» **To do**
Retype the data below, every word of it, exactly.

» **Data for the task**
'''

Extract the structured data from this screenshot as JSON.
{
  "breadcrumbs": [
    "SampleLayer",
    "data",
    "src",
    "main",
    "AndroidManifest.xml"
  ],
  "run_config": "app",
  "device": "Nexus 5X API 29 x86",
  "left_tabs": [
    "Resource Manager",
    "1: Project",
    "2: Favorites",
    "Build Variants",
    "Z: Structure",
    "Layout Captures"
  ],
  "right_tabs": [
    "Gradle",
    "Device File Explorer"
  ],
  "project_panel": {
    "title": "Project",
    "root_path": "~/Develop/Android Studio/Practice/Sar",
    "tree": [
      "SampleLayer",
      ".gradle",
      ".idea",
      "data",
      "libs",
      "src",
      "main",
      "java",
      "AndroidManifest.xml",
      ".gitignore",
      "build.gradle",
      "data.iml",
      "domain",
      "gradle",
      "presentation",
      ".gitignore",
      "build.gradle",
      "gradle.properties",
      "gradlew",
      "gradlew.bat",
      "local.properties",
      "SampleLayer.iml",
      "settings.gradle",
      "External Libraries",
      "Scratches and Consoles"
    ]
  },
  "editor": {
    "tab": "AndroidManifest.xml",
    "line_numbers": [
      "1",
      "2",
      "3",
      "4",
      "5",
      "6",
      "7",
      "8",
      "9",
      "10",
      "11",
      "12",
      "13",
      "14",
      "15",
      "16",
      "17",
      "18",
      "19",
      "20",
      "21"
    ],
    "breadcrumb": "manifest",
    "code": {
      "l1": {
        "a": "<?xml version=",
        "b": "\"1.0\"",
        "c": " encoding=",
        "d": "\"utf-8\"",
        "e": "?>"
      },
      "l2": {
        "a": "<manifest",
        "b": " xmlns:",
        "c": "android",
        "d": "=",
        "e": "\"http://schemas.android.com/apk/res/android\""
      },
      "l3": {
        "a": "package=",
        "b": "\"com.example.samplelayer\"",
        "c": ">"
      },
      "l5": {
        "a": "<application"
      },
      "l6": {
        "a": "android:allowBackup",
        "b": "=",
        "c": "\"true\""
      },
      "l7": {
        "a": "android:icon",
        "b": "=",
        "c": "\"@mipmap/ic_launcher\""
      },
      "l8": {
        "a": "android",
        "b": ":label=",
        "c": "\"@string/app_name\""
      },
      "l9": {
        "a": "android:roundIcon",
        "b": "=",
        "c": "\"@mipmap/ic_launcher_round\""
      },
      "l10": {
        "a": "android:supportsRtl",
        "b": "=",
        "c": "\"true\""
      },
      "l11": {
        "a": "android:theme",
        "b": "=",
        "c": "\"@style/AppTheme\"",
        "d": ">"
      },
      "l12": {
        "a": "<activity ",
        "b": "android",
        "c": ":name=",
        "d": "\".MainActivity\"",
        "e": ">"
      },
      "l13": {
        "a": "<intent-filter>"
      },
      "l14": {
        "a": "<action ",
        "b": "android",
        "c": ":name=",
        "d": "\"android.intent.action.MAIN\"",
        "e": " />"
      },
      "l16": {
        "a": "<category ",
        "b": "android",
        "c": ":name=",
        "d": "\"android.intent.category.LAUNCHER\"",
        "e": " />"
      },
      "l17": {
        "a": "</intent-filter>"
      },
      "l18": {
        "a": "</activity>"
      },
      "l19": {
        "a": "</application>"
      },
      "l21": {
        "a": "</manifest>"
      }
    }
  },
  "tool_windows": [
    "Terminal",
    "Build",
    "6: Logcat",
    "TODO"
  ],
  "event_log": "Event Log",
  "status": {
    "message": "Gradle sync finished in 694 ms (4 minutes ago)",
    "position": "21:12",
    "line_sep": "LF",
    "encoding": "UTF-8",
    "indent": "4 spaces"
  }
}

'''

» **Answer for the task**
Extract the structured data from this screenshot as JSON.
{
  "breadcrumbs": [
    "SampleLayer",
    "data",
    "src",
    "main",
    "AndroidManifest.xml"
  ],
  "run_config": "app",
  "device": "Nexus 5X API 29 x86",
  "left_tabs": [
    "Resource Manager",
    "1: Project",
    "2: Favorites",
    "Build Variants",
    "Z: Structure",
    "Layout Captures"
  ],
  "right_tabs": [
    "Gradle",
    "Device File Explorer"
  ],
  "project_panel": {
    "title": "Project",
    "root_path": "~/Develop/Android Studio/Practice/Sar",
    "tree": [
      "SampleLayer",
      ".gradle",
      ".idea",
      "data",
      "libs",
      "src",
      "main",
      "java",
      "AndroidManifest.xml",
      ".gitignore",
      "build.gradle",
      "data.iml",
      "domain",
      "gradle",
      "presentation",
      ".gitignore",
      "build.gradle",
      "gradle.properties",
      "gradlew",
      "gradlew.bat",
      "local.properties",
      "SampleLayer.iml",
      "settings.gradle",
      "External Libraries",
      "Scratches and Consoles"
    ]
  },
  "editor": {
    "tab": "AndroidManifest.xml",
    "line_numbers": [
      "1",
      "2",
      "3",
      "4",
      "5",
      "6",
      "7",
      "8",
      "9",
      "10",
      "11",
      "12",
      "13",
      "14",
      "15",
      "16",
      "17",
      "18",
      "19",
      "20",
      "21"
    ],
    "breadcrumb": "manifest",
    "code": {
      "l1": {
        "a": "<?xml version=",
        "b": "\"1.0\"",
        "c": " encoding=",
        "d": "\"utf-8\"",
        "e": "?>"
      },
      "l2": {
        "a": "<manifest",
        "b": " xmlns:",
        "c": "android",
        "d": "=",
        "e": "\"http://schemas.android.com/apk/res/android\""
      },
      "l3": {
        "a": "package=",
        "b": "\"com.example.samplelayer\"",
        "c": ">"
      },
      "l5": {
        "a": "<application"
      },
      "l6": {
        "a": "android:allowBackup",
        "b": "=",
        "c": "\"true\""
      },
      "l7": {
        "a": "android:icon",
        "b": "=",
        "c": "\"@mipmap/ic_launcher\""
      },
      "l8": {
        "a": "android",
        "b": ":label=",
        "c": "\"@string/app_name\""
      },
      "l9": {
        "a": "android:roundIcon",
        "b": "=",
        "c": "\"@mipmap/ic_launcher_round\""
      },
      "l10": {
        "a": "android:supportsRtl",
        "b": "=",
        "c": "\"true\""
      },
      "l11": {
        "a": "android:theme",
        "b": "=",
        "c": "\"@style/AppTheme\"",
        "d": ">"
      },
      "l12": {
        "a": "<activity ",
        "b": "android",
        "c": ":name=",
        "d": "\".MainActivity\"",
        "e": ">"
      },
      "l13": {
        "a": "<intent-filter>"
      },
      "l14": {
        "a": "<action ",
        "b": "android",
        "c": ":name=",
        "d": "\"android.intent.action.MAIN\"",
        "e": " />"
      },
      "l16": {
        "a": "<category ",
        "b": "android",
        "c": ":name=",
        "d": "\"android.intent.category.LAUNCHER\"",
        "e": " />"
      },
      "l17": {
        "a": "</intent-filter>"
      },
      "l18": {
        "a": "</activity>"
      },
      "l19": {
        "a": "</application>"
      },
      "l21": {
        "a": "</manifest>"
      }
    }
  },
  "tool_windows": [
    "Terminal",
    "Build",
    "6: Logcat",
    "TODO"
  ],
  "event_log": "Event Log",
  "status": {
    "message": "Gradle sync finished in 694 ms (4 minutes ago)",
    "position": "21:12",
    "line_sep": "LF",
    "encoding": "UTF-8",
    "indent": "4 spaces"
  }
}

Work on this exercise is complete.